From this we should understand the Gen Y dependence on the internet – they don’t write diaries, they write blog posts. Photo albums are served through Flickr. Business is email and keeping in touch is through social networks. The importance of this doesn’t lie in how information is stored but instead on how information can be retrieved – Gen Y expect to have all resources at their disposal at all times. More importantly, they will want to have the choice on how it’s used – if they prefer a chatroom rather than a phone conference, they will express it and use it with others if possible. Trying to tell others to use a social networking system doesn’t work – nurturing a drive to share progress, regardless of the medium, is what Gen Y believe in.
The organisational structure in an open-source organisation is an initiative-driven process. Newcomers watch the communication channels for tasks they have the time and experience to deal with, and over time as they make bigger impacts they gain influence”. This influence gives access to more information and the ability to coordinate others with lower influence. When up to a certain stage a person with a high enough impact will have influence over the entire organisation and whose responsibility is now to communicate a vision and steer the projects. Social inertia prevents constant challenges of power. This system ensures quality control over the products, that all workers are specialised, and is a form of on-the-job training. This causes the Gen Y to have an emotional attachment to the work at hand. It’s important to tap into this as they are all too willing to express it, as long as the environment is conducive.

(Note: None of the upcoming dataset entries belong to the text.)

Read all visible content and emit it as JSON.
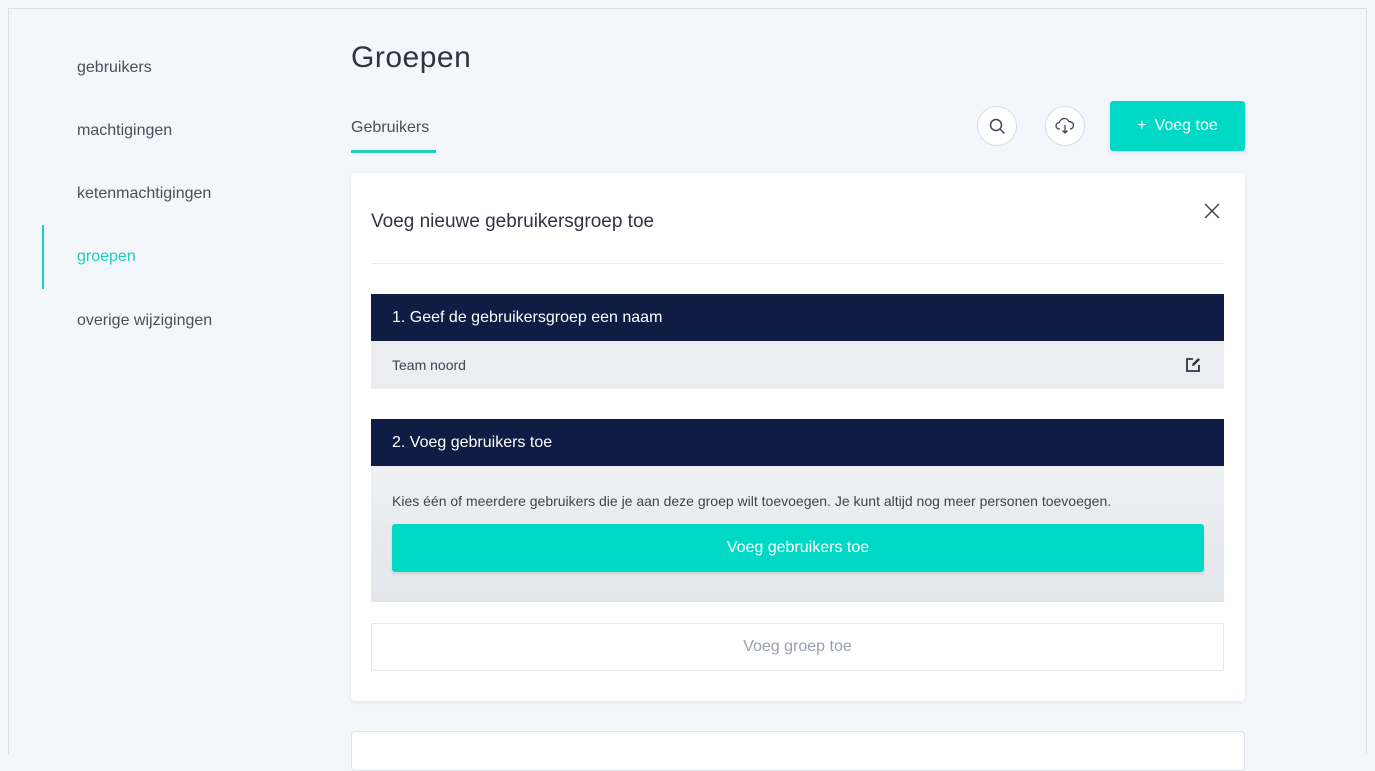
{
  "sidebar": {
    "items": [
      {
        "label": "gebruikers"
      },
      {
        "label": "machtigingen"
      },
      {
        "label": "ketenmachtigingen"
      },
      {
        "label": "groepen",
        "active": true
      },
      {
        "label": "overige wijzigingen"
      }
    ]
  },
  "header": {
    "title": "Groepen",
    "tab": "Gebruikers",
    "search_icon": "search-icon",
    "cloud_icon": "cloud-download-icon",
    "add_button": {
      "icon": "+",
      "label": "Voeg toe"
    }
  },
  "card": {
    "title": "Voeg nieuwe gebruikersgroep toe",
    "close_icon": "close-icon",
    "step1": {
      "heading": "1. Geef de gebruikersgroep een naam",
      "value": "Team noord",
      "edit_icon": "edit-icon"
    },
    "step2": {
      "heading": "2. Voeg gebruikers toe",
      "description": "Kies één of meerdere gebruikers die je aan deze groep wilt toevoegen. Je kunt altijd nog meer personen toevoegen.",
      "button": "Voeg gebruikers toe"
    },
    "submit_button": "Voeg groep toe"
  },
  "colors": {
    "accent": "#00d9c5",
    "active_text": "#1fcdbd",
    "section_header": "#0f1c44",
    "background": "#f3f6fb"
  }
}
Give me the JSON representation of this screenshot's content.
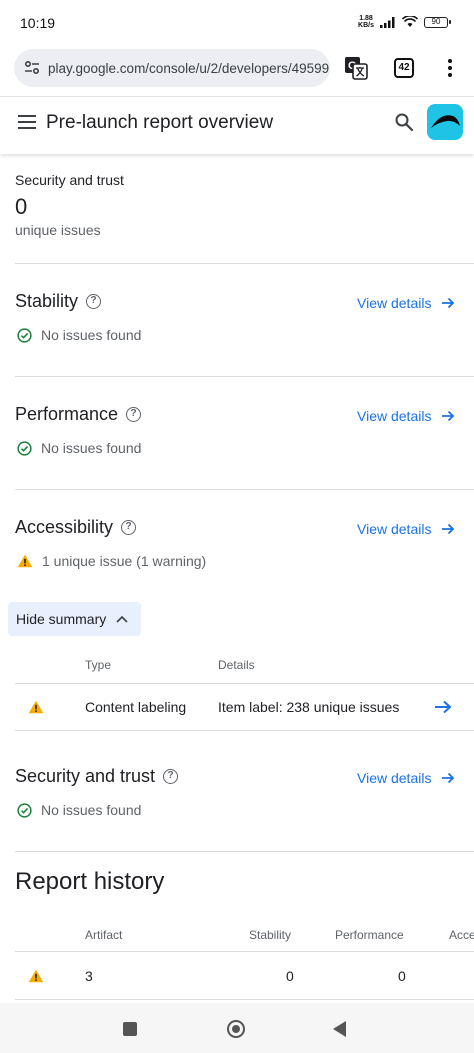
{
  "status_bar": {
    "time": "10:19",
    "net_speed_value": "1.88",
    "net_speed_unit": "KB/s",
    "battery": "90"
  },
  "browser": {
    "url": "play.google.com/console/u/2/developers/49599",
    "tab_count": "42"
  },
  "header": {
    "title": "Pre-launch report overview"
  },
  "security_summary": {
    "label": "Security and trust",
    "count": "0",
    "sublabel": "unique issues"
  },
  "sections": {
    "stability": {
      "title": "Stability",
      "link": "View details",
      "status": "No issues found"
    },
    "performance": {
      "title": "Performance",
      "link": "View details",
      "status": "No issues found"
    },
    "accessibility": {
      "title": "Accessibility",
      "link": "View details",
      "status": "1 unique issue (1 warning)"
    },
    "security": {
      "title": "Security and trust",
      "link": "View details",
      "status": "No issues found"
    }
  },
  "summary_toggle": "Hide summary",
  "accessibility_table": {
    "columns": [
      "Type",
      "Details"
    ],
    "rows": [
      {
        "type": "Content labeling",
        "details": "Item label: 238 unique issues"
      }
    ]
  },
  "report_history": {
    "title": "Report history",
    "columns": [
      "Artifact",
      "Stability",
      "Performance",
      "Acce"
    ],
    "rows": [
      {
        "artifact": "3",
        "stability": "0",
        "performance": "0"
      }
    ]
  },
  "icons": {
    "warning_color": "#f9ab00",
    "success_color": "#188038",
    "link_color": "#1a73e8"
  }
}
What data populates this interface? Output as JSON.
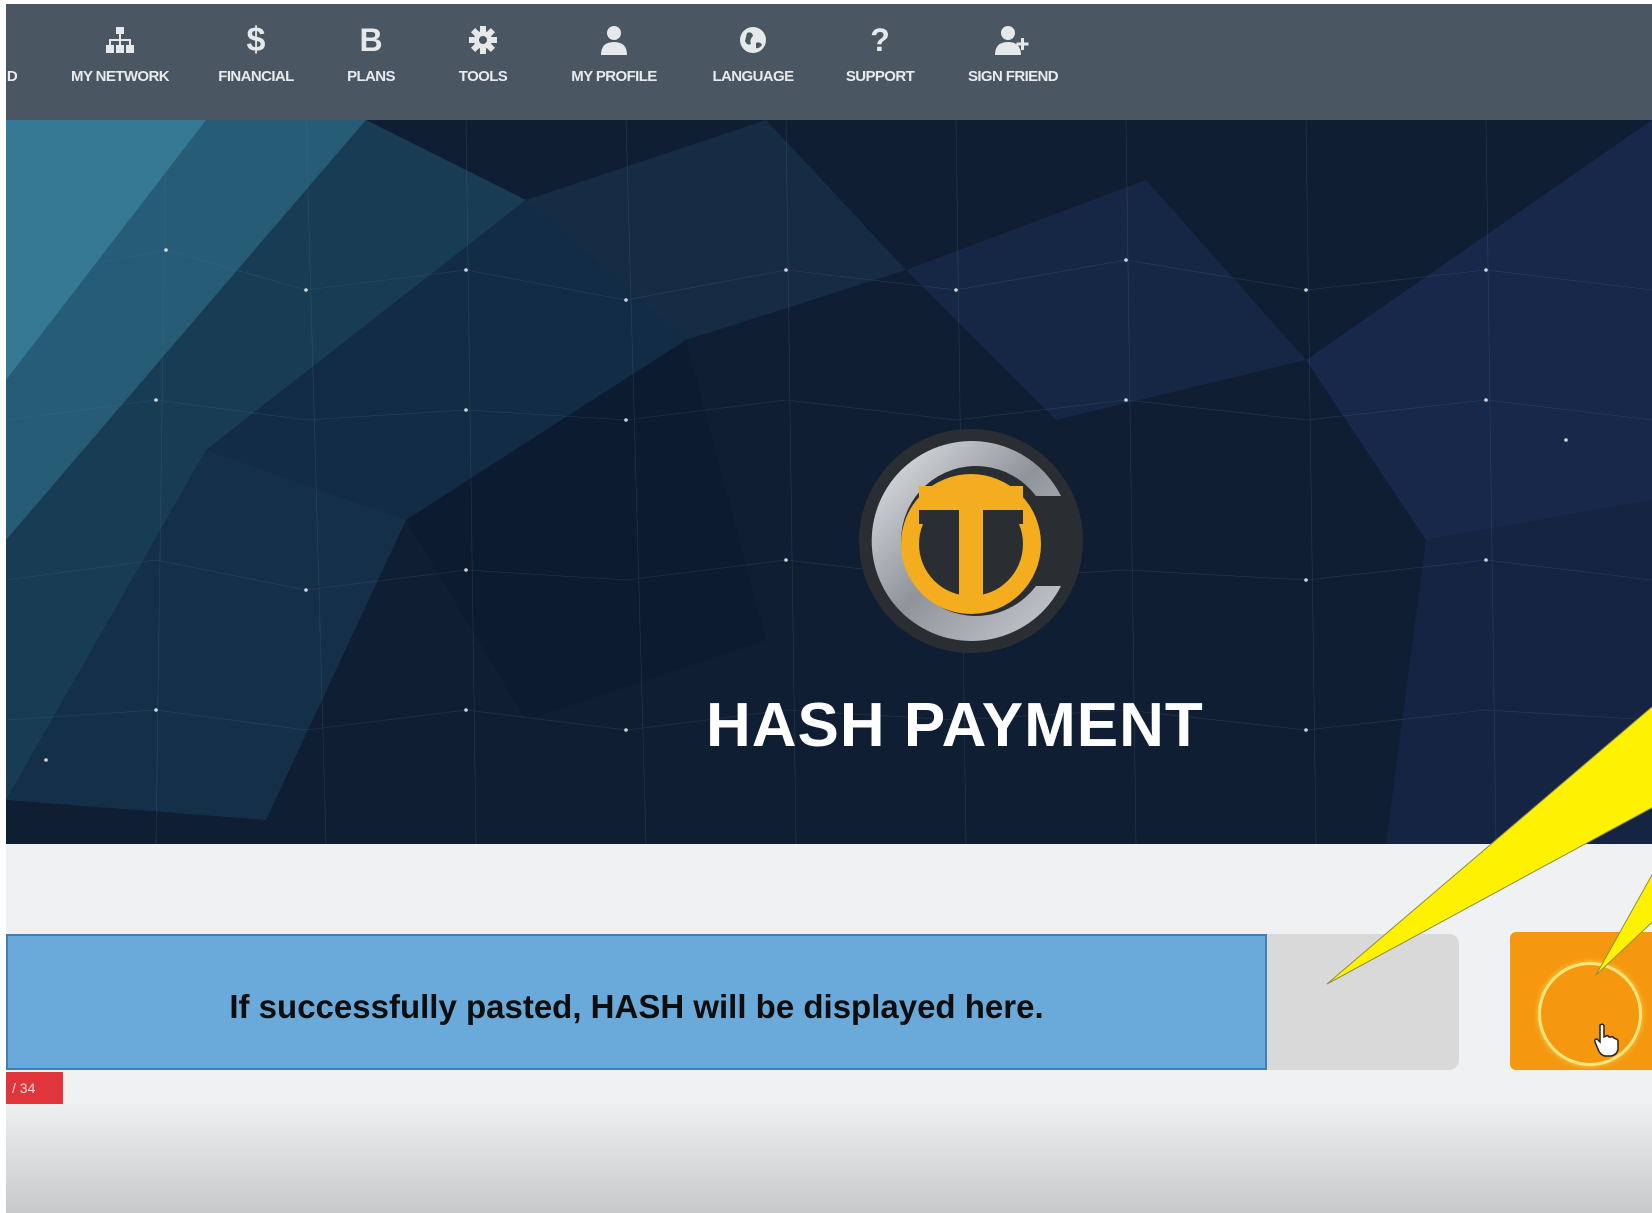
{
  "nav": {
    "items": [
      {
        "label": "D",
        "icon": "dashboard-icon"
      },
      {
        "label": "MY NETWORK",
        "icon": "network-icon"
      },
      {
        "label": "FINANCIAL",
        "icon": "dollar-icon"
      },
      {
        "label": "PLANS",
        "icon": "bitcoin-icon"
      },
      {
        "label": "TOOLS",
        "icon": "gear-icon"
      },
      {
        "label": "MY PROFILE",
        "icon": "user-icon"
      },
      {
        "label": "LANGUAGE",
        "icon": "globe-icon"
      },
      {
        "label": "SUPPORT",
        "icon": "question-icon"
      },
      {
        "label": "SIGN FRIEND",
        "icon": "add-user-icon"
      }
    ]
  },
  "hero": {
    "title": "HASH PAYMENT",
    "logo": "ct-coin-logo"
  },
  "hash": {
    "callout_text": "If successfully pasted, HASH will be displayed here."
  },
  "pagination": {
    "counter": "/ 34"
  },
  "colors": {
    "nav_bg": "#4b5663",
    "hero_bg": "#0e1c30",
    "callout_bg": "#6aaadb",
    "button_accent": "#f5980f",
    "annotation_yellow": "#fff200",
    "badge_red": "#e0353a"
  }
}
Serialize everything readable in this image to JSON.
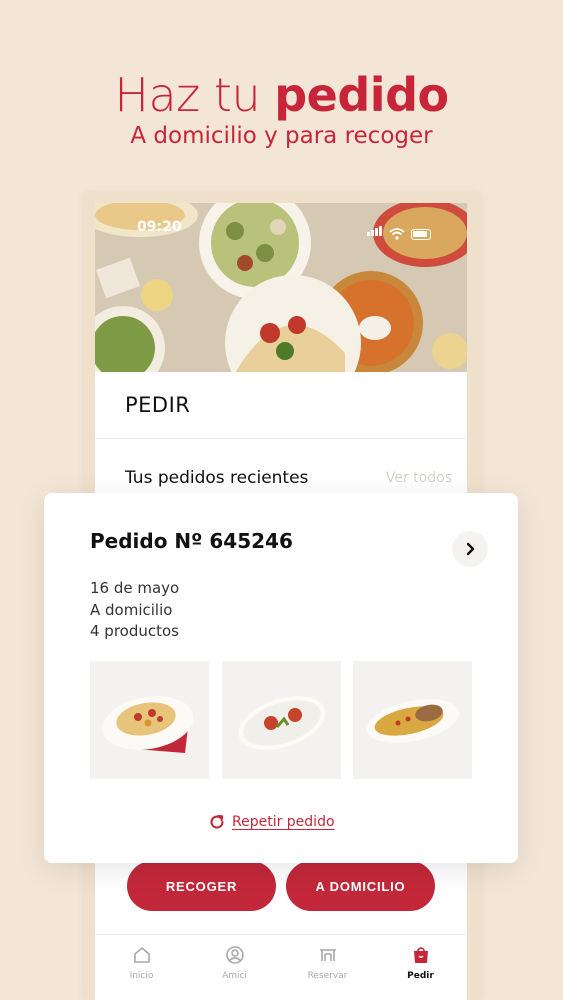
{
  "headline": {
    "title_light": "Haz tu ",
    "title_bold": "pedido",
    "subtitle": "A domicilio y para recoger"
  },
  "status_bar": {
    "time": "09:20"
  },
  "screen": {
    "title": "PEDIR",
    "recent_label": "Tus pedidos recientes",
    "see_all": "Ver todos"
  },
  "order": {
    "title": "Pedido Nº 645246",
    "date": "16 de mayo",
    "mode": "A domicilio",
    "count": "4 productos",
    "repeat_label": "Repetir pedido"
  },
  "actions": {
    "pickup": "RECOGER",
    "delivery": "A DOMICILIO"
  },
  "tabs": [
    {
      "label": "Inicio",
      "icon": "home-icon"
    },
    {
      "label": "Amici",
      "icon": "user-circle-icon"
    },
    {
      "label": "Reservar",
      "icon": "table-icon"
    },
    {
      "label": "Pedir",
      "icon": "bag-icon",
      "active": true
    }
  ],
  "colors": {
    "brand": "#c3283a",
    "background": "#f3e6d6"
  }
}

As much internal information is made as transparent as possible. Anybody is able to edit wikis/online resources, participate in live chatrooms regardless of position but instead due to self-interest, and throw in their comments on social networks. People don’t believe in competition but instead in synergy. This keeps infighting between departments at a minimum and introduces a self-service feel towards getting things done. This likens the mentality of work to a self-service checkout system in a supermarket instead of a cashier, to use an analogy – people attending a self-service checkout have an internal drive to check themselves out as fast and efficiently as possible, but will always do it correctly due to the CCTV above – workers are presented with information and freedom and it is everybody’s responsibility to watch over everybody else.
The Gen Y workforce is incredibly diverse, technologically competent, tied towards a social and transparent environment, but most importantly highly sensitive to ethics. Misalignment of personal goals and company beliefs serves to repel Gen Y workers. They are loud-mouthed at times and will not hesitate to make their views known – with the power of social networking news travels fast and maintaining a reputation for a comfortable workforce environment where views are accommodated is vital. They are unafraid to switch and will do so. In open-source organisations a sign where this isn’t happening is seen where elitism and schisms in the community emerge. The Gen Y focus is always on the future and the possibilities for job development is what keeps them interested.
Technology has served as an accelerator to the generation gap. While the Gen X and the baby boomers have had time to adapt it’s perfectly understandable that the Gen Y are currently a mystery to the upper echelons. With this drastic difference in mentality we should see ignorance with potential where others see incapability – then cross-fertilise through generations as necessary.
For those that made it to the end without sleeping I’d like to recommend to take a peek at Jason Dorsey aka "The Gen Y Guy", who’s cashing in on this hot topic (view the little video bottom right "Jason in action")